- WHAT YOU HAVE TO DO -
Could you copy all of the records below exactly as they appear?

- DATASET -
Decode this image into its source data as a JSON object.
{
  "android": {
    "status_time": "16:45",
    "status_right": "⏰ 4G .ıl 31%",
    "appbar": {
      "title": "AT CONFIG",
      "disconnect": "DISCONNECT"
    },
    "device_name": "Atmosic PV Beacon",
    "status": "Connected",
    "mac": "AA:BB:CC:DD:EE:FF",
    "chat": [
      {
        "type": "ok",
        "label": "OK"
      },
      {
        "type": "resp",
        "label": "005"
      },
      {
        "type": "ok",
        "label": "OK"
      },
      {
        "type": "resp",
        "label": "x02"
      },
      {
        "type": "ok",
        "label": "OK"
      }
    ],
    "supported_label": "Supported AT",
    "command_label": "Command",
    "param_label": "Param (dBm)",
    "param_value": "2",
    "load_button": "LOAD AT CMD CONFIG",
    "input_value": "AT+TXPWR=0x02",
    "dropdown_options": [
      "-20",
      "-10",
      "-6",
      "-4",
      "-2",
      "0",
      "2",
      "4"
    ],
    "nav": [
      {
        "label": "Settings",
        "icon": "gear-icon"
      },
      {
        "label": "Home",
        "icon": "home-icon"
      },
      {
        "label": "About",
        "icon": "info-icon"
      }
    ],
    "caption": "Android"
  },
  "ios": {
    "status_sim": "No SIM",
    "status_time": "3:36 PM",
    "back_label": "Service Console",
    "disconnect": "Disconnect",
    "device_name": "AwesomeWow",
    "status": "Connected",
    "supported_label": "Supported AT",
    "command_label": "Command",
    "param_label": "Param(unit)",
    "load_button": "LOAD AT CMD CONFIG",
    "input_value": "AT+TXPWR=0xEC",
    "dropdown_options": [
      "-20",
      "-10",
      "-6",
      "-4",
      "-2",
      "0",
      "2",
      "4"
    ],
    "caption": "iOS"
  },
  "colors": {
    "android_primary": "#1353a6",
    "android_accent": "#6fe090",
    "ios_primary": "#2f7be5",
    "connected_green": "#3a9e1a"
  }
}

- RESPONSE AREA -
Decode this image into its source data as a JSON object.
{
  "android": {
    "status_time": "16:45",
    "status_right": "⏰ 4G .ıl 31%",
    "appbar": {
      "title": "AT CONFIG",
      "disconnect": "DISCONNECT"
    },
    "device_name": "Atmosic PV Beacon",
    "status": "Connected",
    "mac": "AA:BB:CC:DD:EE:FF",
    "chat": [
      {
        "type": "ok",
        "label": "OK"
      },
      {
        "type": "resp",
        "label": "005"
      },
      {
        "type": "ok",
        "label": "OK"
      },
      {
        "type": "resp",
        "label": "x02"
      },
      {
        "type": "ok",
        "label": "OK"
      }
    ],
    "supported_label": "Supported AT",
    "command_label": "Command",
    "param_label": "Param (dBm)",
    "param_value": "2",
    "load_button": "LOAD AT CMD CONFIG",
    "input_value": "AT+TXPWR=0x02",
    "dropdown_options": [
      "-20",
      "-10",
      "-6",
      "-4",
      "-2",
      "0",
      "2",
      "4"
    ],
    "nav": [
      {
        "label": "Settings",
        "icon": "gear-icon"
      },
      {
        "label": "Home",
        "icon": "home-icon"
      },
      {
        "label": "About",
        "icon": "info-icon"
      }
    ],
    "caption": "Android"
  },
  "ios": {
    "status_sim": "No SIM",
    "status_time": "3:36 PM",
    "back_label": "Service Console",
    "disconnect": "Disconnect",
    "device_name": "AwesomeWow",
    "status": "Connected",
    "supported_label": "Supported AT",
    "command_label": "Command",
    "param_label": "Param(unit)",
    "load_button": "LOAD AT CMD CONFIG",
    "input_value": "AT+TXPWR=0xEC",
    "dropdown_options": [
      "-20",
      "-10",
      "-6",
      "-4",
      "-2",
      "0",
      "2",
      "4"
    ],
    "caption": "iOS"
  },
  "colors": {
    "android_primary": "#1353a6",
    "android_accent": "#6fe090",
    "ios_primary": "#2f7be5",
    "connected_green": "#3a9e1a"
  }
}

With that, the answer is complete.